RECORDS TO PROCESS
= Beginning of Section =

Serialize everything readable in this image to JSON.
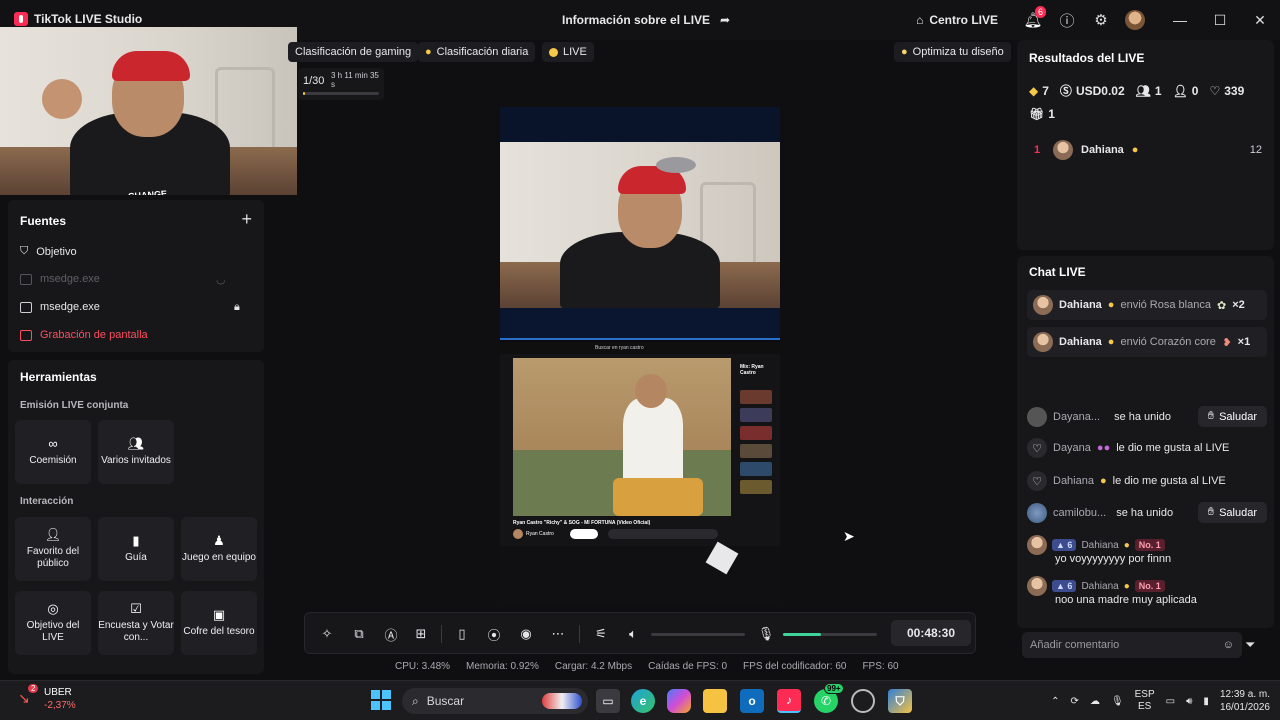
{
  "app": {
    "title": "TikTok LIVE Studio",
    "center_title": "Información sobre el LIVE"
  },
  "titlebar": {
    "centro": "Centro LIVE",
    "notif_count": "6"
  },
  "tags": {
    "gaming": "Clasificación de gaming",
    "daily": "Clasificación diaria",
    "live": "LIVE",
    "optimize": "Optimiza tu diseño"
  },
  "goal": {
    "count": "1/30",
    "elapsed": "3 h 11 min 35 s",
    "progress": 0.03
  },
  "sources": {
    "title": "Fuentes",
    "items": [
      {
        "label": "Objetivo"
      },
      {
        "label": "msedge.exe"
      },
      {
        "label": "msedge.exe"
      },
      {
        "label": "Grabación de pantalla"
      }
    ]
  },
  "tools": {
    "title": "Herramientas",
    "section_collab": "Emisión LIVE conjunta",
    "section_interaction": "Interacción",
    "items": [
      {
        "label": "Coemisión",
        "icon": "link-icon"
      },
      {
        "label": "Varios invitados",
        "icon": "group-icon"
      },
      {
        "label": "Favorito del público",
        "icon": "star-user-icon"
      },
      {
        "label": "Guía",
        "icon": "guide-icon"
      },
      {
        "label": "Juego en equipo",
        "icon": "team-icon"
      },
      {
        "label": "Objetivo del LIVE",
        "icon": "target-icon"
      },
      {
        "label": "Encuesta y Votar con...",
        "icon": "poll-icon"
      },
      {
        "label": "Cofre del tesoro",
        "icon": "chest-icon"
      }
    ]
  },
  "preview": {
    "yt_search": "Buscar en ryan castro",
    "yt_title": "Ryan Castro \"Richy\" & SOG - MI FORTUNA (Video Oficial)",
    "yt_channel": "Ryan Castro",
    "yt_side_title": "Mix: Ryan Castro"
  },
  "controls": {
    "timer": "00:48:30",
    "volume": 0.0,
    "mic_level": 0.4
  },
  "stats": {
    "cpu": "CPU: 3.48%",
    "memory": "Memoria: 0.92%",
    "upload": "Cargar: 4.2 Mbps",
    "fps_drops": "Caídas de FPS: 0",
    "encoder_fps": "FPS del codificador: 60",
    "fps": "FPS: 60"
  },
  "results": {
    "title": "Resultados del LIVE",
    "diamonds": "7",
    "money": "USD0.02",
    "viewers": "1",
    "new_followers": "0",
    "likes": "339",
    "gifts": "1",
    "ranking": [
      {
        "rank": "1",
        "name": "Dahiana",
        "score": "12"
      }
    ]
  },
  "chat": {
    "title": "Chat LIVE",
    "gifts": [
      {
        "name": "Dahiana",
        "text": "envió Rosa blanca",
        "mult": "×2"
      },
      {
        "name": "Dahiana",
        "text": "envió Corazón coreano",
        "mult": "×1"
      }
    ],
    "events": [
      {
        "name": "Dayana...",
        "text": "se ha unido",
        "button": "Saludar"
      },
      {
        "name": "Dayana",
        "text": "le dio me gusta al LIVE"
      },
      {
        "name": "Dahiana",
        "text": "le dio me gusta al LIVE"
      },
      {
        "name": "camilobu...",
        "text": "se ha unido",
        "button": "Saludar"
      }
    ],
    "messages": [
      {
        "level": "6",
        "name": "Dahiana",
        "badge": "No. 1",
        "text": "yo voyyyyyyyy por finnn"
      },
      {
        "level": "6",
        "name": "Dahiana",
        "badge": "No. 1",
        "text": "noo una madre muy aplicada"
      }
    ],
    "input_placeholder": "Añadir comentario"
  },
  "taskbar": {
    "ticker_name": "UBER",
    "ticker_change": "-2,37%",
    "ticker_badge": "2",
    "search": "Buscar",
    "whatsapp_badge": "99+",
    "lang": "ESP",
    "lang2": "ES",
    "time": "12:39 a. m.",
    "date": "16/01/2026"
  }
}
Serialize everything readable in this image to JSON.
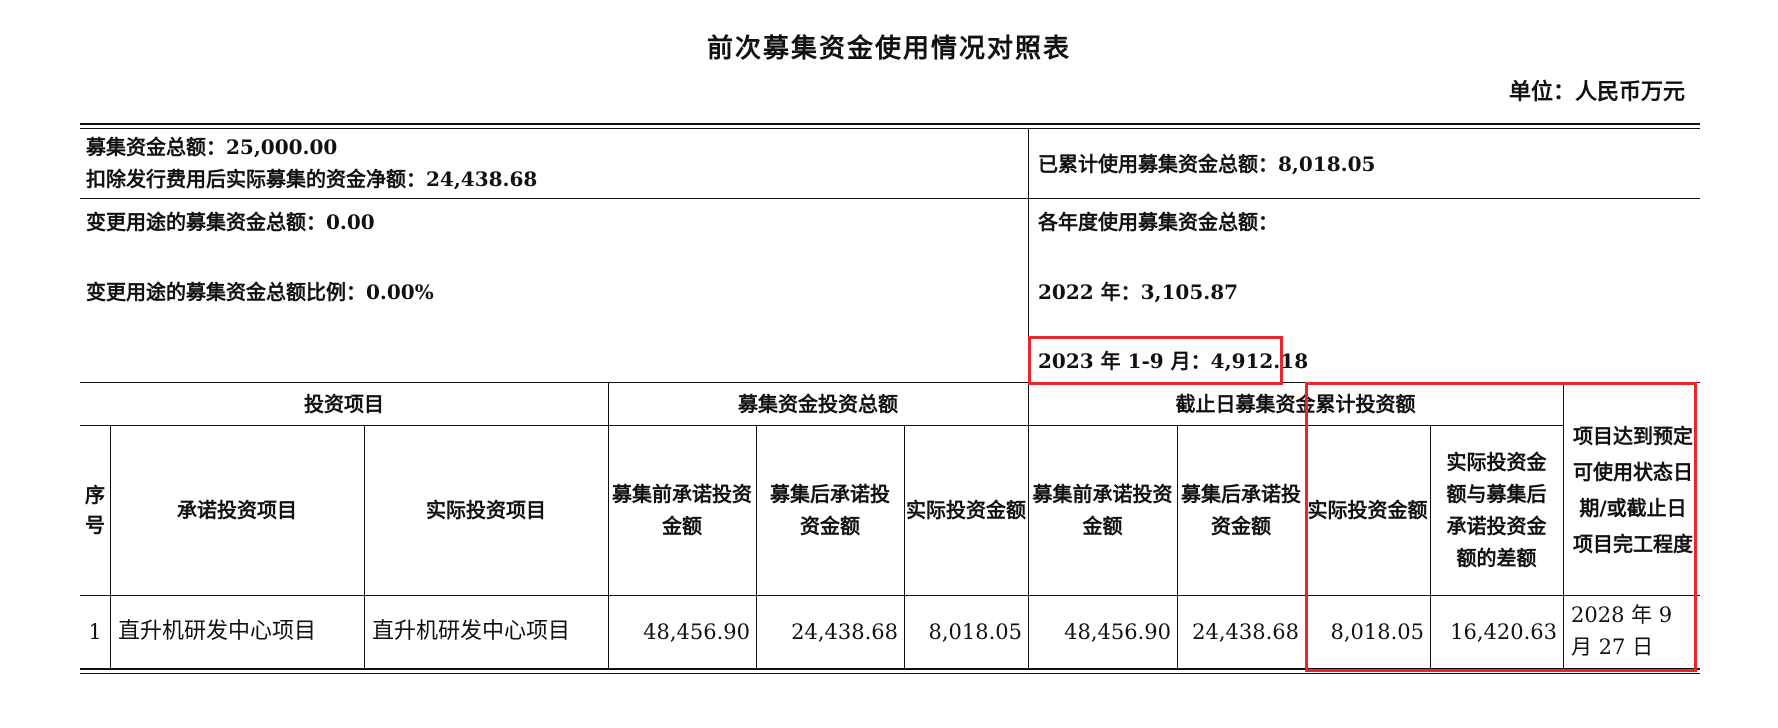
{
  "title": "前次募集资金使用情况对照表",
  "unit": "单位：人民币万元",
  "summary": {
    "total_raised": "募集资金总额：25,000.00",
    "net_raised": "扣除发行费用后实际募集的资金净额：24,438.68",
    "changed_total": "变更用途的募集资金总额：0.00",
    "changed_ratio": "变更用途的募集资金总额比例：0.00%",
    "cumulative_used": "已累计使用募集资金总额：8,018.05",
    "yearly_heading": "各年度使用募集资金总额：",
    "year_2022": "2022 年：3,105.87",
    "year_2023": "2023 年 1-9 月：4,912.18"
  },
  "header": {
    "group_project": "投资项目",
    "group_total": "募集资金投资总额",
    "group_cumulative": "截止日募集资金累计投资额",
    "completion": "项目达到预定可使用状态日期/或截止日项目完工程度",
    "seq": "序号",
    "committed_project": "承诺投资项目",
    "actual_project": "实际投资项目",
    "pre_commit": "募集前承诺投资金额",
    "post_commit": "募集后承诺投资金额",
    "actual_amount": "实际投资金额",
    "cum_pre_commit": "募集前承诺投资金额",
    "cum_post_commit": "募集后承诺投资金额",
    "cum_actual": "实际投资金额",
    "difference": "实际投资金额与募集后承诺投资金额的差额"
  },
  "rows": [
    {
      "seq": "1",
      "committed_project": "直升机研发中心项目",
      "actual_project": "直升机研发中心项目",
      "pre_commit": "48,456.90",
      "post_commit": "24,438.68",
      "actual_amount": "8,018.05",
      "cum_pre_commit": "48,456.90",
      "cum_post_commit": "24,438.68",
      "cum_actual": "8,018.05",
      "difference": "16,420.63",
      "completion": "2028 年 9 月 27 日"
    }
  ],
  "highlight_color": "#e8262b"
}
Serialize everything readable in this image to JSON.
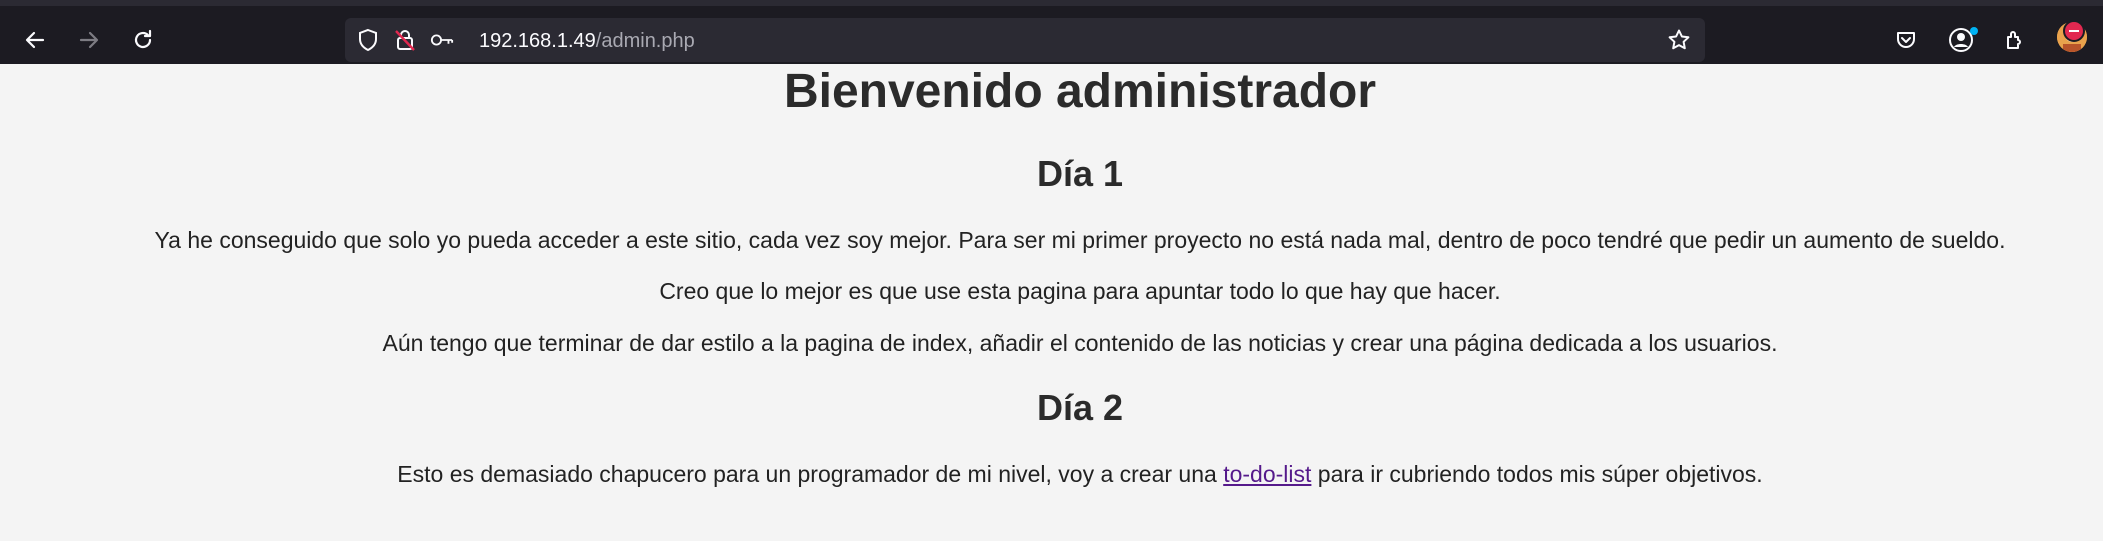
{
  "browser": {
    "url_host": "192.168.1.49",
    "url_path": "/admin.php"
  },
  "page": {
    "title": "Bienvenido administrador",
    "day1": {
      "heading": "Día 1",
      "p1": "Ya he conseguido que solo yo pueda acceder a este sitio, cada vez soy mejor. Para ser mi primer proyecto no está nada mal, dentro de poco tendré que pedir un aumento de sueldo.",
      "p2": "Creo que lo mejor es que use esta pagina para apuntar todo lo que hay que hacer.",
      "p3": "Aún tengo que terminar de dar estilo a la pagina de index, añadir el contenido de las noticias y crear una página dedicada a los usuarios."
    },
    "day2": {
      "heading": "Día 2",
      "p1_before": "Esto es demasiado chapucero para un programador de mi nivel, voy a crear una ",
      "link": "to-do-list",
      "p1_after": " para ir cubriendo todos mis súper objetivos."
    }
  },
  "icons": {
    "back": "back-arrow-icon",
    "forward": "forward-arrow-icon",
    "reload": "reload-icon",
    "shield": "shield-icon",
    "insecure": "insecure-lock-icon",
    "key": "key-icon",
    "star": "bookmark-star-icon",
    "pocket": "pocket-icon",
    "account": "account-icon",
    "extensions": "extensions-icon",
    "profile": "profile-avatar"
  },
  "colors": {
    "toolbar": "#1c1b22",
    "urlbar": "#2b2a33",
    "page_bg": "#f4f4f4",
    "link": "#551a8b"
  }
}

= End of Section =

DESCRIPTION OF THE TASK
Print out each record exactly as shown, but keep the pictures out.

TASK RESULT
Serialize everything readable in this image to JSON.
{
  "app": {
    "title": "TikTok LIVE Studio",
    "center_title": "Información sobre el LIVE"
  },
  "titlebar": {
    "centro": "Centro LIVE",
    "notif_count": "6"
  },
  "tags": {
    "gaming": "Clasificación de gaming",
    "daily": "Clasificación diaria",
    "live": "LIVE",
    "optimize": "Optimiza tu diseño"
  },
  "goal": {
    "count": "1/30",
    "elapsed": "3 h 11 min 35 s",
    "progress": 0.03
  },
  "sources": {
    "title": "Fuentes",
    "items": [
      {
        "label": "Objetivo"
      },
      {
        "label": "msedge.exe"
      },
      {
        "label": "msedge.exe"
      },
      {
        "label": "Grabación de pantalla"
      }
    ]
  },
  "tools": {
    "title": "Herramientas",
    "section_collab": "Emisión LIVE conjunta",
    "section_interaction": "Interacción",
    "items": [
      {
        "label": "Coemisión",
        "icon": "link-icon"
      },
      {
        "label": "Varios invitados",
        "icon": "group-icon"
      },
      {
        "label": "Favorito del público",
        "icon": "star-user-icon"
      },
      {
        "label": "Guía",
        "icon": "guide-icon"
      },
      {
        "label": "Juego en equipo",
        "icon": "team-icon"
      },
      {
        "label": "Objetivo del LIVE",
        "icon": "target-icon"
      },
      {
        "label": "Encuesta y Votar con...",
        "icon": "poll-icon"
      },
      {
        "label": "Cofre del tesoro",
        "icon": "chest-icon"
      }
    ]
  },
  "preview": {
    "yt_search": "Buscar en ryan castro",
    "yt_title": "Ryan Castro \"Richy\" & SOG - MI FORTUNA (Video Oficial)",
    "yt_channel": "Ryan Castro",
    "yt_side_title": "Mix: Ryan Castro"
  },
  "controls": {
    "timer": "00:48:30",
    "volume": 0.0,
    "mic_level": 0.4
  },
  "stats": {
    "cpu": "CPU: 3.48%",
    "memory": "Memoria: 0.92%",
    "upload": "Cargar: 4.2 Mbps",
    "fps_drops": "Caídas de FPS: 0",
    "encoder_fps": "FPS del codificador: 60",
    "fps": "FPS: 60"
  },
  "results": {
    "title": "Resultados del LIVE",
    "diamonds": "7",
    "money": "USD0.02",
    "viewers": "1",
    "new_followers": "0",
    "likes": "339",
    "gifts": "1",
    "ranking": [
      {
        "rank": "1",
        "name": "Dahiana",
        "score": "12"
      }
    ]
  },
  "chat": {
    "title": "Chat LIVE",
    "gifts": [
      {
        "name": "Dahiana",
        "text": "envió Rosa blanca",
        "mult": "×2"
      },
      {
        "name": "Dahiana",
        "text": "envió Corazón coreano",
        "mult": "×1"
      }
    ],
    "events": [
      {
        "name": "Dayana...",
        "text": "se ha unido",
        "button": "Saludar"
      },
      {
        "name": "Dayana",
        "text": "le dio me gusta al LIVE"
      },
      {
        "name": "Dahiana",
        "text": "le dio me gusta al LIVE"
      },
      {
        "name": "camilobu...",
        "text": "se ha unido",
        "button": "Saludar"
      }
    ],
    "messages": [
      {
        "level": "6",
        "name": "Dahiana",
        "badge": "No. 1",
        "text": "yo voyyyyyyyy por finnn"
      },
      {
        "level": "6",
        "name": "Dahiana",
        "badge": "No. 1",
        "text": "noo una madre muy aplicada"
      }
    ],
    "input_placeholder": "Añadir comentario"
  },
  "taskbar": {
    "ticker_name": "UBER",
    "ticker_change": "-2,37%",
    "ticker_badge": "2",
    "search": "Buscar",
    "whatsapp_badge": "99+",
    "lang": "ESP",
    "lang2": "ES",
    "time": "12:39 a. m.",
    "date": "16/01/2026"
  }
}
Serialize everything readable in this image to JSON.
{
  "title": "前次募集资金使用情况对照表",
  "unit": "单位：人民币万元",
  "summary": {
    "total_raised": "募集资金总额：25,000.00",
    "net_raised": "扣除发行费用后实际募集的资金净额：24,438.68",
    "changed_total": "变更用途的募集资金总额：0.00",
    "changed_ratio": "变更用途的募集资金总额比例：0.00%",
    "cumulative_used": "已累计使用募集资金总额：8,018.05",
    "yearly_heading": "各年度使用募集资金总额：",
    "year_2022": "2022 年：3,105.87",
    "year_2023": "2023 年 1-9 月：4,912.18"
  },
  "header": {
    "group_project": "投资项目",
    "group_total": "募集资金投资总额",
    "group_cumulative": "截止日募集资金累计投资额",
    "completion": "项目达到预定可使用状态日期/或截止日项目完工程度",
    "seq": "序号",
    "committed_project": "承诺投资项目",
    "actual_project": "实际投资项目",
    "pre_commit": "募集前承诺投资金额",
    "post_commit": "募集后承诺投资金额",
    "actual_amount": "实际投资金额",
    "cum_pre_commit": "募集前承诺投资金额",
    "cum_post_commit": "募集后承诺投资金额",
    "cum_actual": "实际投资金额",
    "difference": "实际投资金额与募集后承诺投资金额的差额"
  },
  "rows": [
    {
      "seq": "1",
      "committed_project": "直升机研发中心项目",
      "actual_project": "直升机研发中心项目",
      "pre_commit": "48,456.90",
      "post_commit": "24,438.68",
      "actual_amount": "8,018.05",
      "cum_pre_commit": "48,456.90",
      "cum_post_commit": "24,438.68",
      "cum_actual": "8,018.05",
      "difference": "16,420.63",
      "completion": "2028 年 9 月 27 日"
    }
  ],
  "highlight_color": "#e8262b"
}
Serialize everything readable in this image to JSON.
{
  "browser": {
    "url_host": "192.168.1.49",
    "url_path": "/admin.php"
  },
  "page": {
    "title": "Bienvenido administrador",
    "day1": {
      "heading": "Día 1",
      "p1": "Ya he conseguido que solo yo pueda acceder a este sitio, cada vez soy mejor. Para ser mi primer proyecto no está nada mal, dentro de poco tendré que pedir un aumento de sueldo.",
      "p2": "Creo que lo mejor es que use esta pagina para apuntar todo lo que hay que hacer.",
      "p3": "Aún tengo que terminar de dar estilo a la pagina de index, añadir el contenido de las noticias y crear una página dedicada a los usuarios."
    },
    "day2": {
      "heading": "Día 2",
      "p1_before": "Esto es demasiado chapucero para un programador de mi nivel, voy a crear una ",
      "link": "to-do-list",
      "p1_after": " para ir cubriendo todos mis súper objetivos."
    }
  },
  "icons": {
    "back": "back-arrow-icon",
    "forward": "forward-arrow-icon",
    "reload": "reload-icon",
    "shield": "shield-icon",
    "insecure": "insecure-lock-icon",
    "key": "key-icon",
    "star": "bookmark-star-icon",
    "pocket": "pocket-icon",
    "account": "account-icon",
    "extensions": "extensions-icon",
    "profile": "profile-avatar"
  },
  "colors": {
    "toolbar": "#1c1b22",
    "urlbar": "#2b2a33",
    "page_bg": "#f4f4f4",
    "link": "#551a8b"
  }
}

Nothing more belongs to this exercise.